The series’ final Implementation Survey collected each teacher’s evidence of learning; e.g. photos, quotes, student work samples, and student-voice surveys.

What We Learned

Earth Science into Biology/Chemistry/Physics

This series addressed the big challenge for high school core science courses; how to effectively embed the Earth science content standards in biology, chemistry, and physics. The exemplar OpenSciEd unit gave teachers with a common, shared experience to weave Earth science content with chemistry content, through an engaging anchoring phenomena and problems to solve.

Teaching towards 3-D Science Learning

This series fills a need for high school science teachers to engage with the routines for 3-dimensional science learning before/during their district process of selecting new instructional materials for courses such as biology, chemistry, and physics.

Professional Learning into Classroom Practice

The key strategy for teachers becoming confident enough to try the new routines in their science classrooms, was the long string of PLCs to provide collegial support with little steps that became big changes over time.


Collegiality was an important outcome, aided by the effort to recruit TEAMS of teachers.
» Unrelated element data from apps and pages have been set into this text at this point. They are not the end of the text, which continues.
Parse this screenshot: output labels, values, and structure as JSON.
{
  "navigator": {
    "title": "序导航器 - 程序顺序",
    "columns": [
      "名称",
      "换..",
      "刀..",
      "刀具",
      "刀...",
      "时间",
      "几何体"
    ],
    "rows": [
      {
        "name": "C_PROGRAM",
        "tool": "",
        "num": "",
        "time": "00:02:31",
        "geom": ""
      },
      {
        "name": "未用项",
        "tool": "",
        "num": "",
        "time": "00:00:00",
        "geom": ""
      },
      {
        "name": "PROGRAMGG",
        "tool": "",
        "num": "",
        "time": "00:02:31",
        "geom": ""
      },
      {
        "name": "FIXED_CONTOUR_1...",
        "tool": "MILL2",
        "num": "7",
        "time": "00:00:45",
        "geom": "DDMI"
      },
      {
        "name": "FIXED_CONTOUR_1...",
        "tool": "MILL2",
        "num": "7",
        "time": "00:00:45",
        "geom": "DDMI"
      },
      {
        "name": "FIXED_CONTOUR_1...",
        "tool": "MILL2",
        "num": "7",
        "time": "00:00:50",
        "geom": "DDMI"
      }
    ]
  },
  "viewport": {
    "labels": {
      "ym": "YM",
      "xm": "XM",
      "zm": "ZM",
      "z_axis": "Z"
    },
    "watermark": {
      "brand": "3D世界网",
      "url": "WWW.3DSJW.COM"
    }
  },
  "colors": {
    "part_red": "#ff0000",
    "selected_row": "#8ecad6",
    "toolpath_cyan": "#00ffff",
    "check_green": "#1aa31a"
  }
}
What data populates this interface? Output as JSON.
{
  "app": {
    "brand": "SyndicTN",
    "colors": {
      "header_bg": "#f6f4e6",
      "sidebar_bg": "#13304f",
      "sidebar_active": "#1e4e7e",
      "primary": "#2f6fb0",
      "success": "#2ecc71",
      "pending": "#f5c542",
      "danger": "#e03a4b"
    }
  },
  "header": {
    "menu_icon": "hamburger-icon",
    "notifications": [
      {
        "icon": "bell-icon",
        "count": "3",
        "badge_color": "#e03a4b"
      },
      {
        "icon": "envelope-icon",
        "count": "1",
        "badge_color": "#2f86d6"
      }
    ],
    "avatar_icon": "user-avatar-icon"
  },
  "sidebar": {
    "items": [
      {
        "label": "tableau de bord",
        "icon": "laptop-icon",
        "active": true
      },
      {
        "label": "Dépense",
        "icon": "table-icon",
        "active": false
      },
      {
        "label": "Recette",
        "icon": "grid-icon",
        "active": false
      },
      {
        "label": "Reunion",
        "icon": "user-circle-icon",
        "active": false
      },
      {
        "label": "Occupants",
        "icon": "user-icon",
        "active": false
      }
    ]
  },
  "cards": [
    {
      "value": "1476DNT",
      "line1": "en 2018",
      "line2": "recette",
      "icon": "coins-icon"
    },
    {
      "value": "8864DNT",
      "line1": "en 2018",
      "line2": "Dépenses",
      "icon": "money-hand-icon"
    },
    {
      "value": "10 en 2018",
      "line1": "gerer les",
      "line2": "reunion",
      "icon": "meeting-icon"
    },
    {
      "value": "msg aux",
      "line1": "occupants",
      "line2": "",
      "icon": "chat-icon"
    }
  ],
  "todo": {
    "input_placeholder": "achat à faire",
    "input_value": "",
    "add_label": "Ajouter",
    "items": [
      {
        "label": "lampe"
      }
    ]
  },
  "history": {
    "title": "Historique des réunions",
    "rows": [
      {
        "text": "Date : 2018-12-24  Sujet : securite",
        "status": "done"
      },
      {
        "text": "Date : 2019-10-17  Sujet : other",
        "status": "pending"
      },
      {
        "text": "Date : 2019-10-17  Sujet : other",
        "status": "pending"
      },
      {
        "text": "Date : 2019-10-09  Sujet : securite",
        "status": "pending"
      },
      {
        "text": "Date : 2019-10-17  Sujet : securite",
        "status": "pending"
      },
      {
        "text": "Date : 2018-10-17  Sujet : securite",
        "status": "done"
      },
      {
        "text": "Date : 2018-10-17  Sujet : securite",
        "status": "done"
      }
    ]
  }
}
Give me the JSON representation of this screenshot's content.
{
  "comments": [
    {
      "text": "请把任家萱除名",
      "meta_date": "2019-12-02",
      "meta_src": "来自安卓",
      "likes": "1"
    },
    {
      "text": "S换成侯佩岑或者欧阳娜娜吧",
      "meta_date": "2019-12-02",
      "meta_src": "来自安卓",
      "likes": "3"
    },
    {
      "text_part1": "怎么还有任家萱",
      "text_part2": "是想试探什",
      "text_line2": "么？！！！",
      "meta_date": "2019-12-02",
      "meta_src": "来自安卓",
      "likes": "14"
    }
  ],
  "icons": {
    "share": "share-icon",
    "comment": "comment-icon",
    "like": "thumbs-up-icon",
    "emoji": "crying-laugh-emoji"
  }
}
This series built a community of chemistry teachers on a few levels; i.e. in a high school science department, across all three high school ’s in a district, and across 4 districts in the region. Whereas biology teachers are frequently part of professional groups, a chemistry teacher community has been non-existent in this region. Gathering these teams is a challenge, and is the result of considerable advance time spent with district science/ STEM leaders.

Puget Sound ESD

Project Reach

Teachers & Coaches


Project Partners

Institute for Systems Biology
Puget Sound ESD 121
Bellevue School District


I would tell them [my colleagues] to start small. I think implementing the practices [routines] first was helpful and helped me understand how to structure my questioning and instructions to make the learning more on them [students].

Even after having state testing, my students were engaging with the material. They were tired but they made excellent connects.


For more information contact:
Caroline Kiehle, Director, ISB Logan Center for Education